Start of Data
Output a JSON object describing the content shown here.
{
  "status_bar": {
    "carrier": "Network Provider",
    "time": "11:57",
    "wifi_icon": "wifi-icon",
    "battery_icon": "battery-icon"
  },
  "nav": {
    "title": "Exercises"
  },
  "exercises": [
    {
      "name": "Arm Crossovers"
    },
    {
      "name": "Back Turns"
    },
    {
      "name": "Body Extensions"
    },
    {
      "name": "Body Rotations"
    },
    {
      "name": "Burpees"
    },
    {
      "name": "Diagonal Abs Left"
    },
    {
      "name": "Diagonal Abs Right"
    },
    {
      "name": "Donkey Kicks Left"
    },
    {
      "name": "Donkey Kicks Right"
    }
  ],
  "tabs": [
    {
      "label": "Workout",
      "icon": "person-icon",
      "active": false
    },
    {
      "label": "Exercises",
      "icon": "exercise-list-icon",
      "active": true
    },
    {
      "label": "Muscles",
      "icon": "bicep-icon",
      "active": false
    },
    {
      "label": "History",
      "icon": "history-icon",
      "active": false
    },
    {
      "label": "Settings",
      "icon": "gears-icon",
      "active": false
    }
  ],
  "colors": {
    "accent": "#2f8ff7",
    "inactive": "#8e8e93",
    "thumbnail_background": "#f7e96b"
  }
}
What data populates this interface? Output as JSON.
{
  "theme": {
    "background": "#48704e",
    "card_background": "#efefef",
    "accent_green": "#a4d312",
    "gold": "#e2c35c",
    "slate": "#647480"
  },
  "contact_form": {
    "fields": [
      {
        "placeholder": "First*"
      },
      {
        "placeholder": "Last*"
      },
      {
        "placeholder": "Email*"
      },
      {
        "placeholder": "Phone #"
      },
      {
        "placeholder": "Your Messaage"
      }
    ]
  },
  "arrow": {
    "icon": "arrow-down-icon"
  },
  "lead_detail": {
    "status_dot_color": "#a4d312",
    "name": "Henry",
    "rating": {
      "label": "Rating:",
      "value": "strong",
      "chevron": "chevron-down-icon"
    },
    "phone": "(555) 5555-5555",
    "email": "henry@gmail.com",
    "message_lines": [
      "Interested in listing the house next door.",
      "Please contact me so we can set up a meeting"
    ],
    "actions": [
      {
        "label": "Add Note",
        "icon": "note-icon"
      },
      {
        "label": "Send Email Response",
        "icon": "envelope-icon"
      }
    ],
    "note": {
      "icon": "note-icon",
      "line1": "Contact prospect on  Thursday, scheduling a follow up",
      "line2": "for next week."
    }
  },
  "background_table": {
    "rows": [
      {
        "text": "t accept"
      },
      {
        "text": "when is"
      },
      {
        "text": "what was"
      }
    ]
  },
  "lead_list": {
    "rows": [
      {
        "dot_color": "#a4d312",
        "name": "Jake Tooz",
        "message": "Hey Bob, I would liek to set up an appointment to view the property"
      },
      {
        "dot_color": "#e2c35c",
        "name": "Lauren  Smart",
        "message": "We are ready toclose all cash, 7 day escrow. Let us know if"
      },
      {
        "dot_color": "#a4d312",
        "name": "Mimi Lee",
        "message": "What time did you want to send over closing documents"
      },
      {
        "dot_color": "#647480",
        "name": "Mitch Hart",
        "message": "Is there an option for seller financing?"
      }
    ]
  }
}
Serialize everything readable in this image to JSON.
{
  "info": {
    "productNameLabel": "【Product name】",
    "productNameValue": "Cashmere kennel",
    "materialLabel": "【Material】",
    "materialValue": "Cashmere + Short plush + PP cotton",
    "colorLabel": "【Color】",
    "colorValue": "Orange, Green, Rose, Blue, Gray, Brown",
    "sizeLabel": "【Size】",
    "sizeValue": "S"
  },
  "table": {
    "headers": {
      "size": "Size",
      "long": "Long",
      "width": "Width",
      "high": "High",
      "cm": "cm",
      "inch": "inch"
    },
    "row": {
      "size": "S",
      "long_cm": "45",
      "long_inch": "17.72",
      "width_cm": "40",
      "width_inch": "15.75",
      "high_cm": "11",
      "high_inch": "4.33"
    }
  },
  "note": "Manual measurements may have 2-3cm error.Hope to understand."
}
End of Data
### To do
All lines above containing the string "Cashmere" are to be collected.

### Your response
    "productNameValue": "Cashmere kennel",
    "materialValue": "Cashmere + Short plush + PP cotton",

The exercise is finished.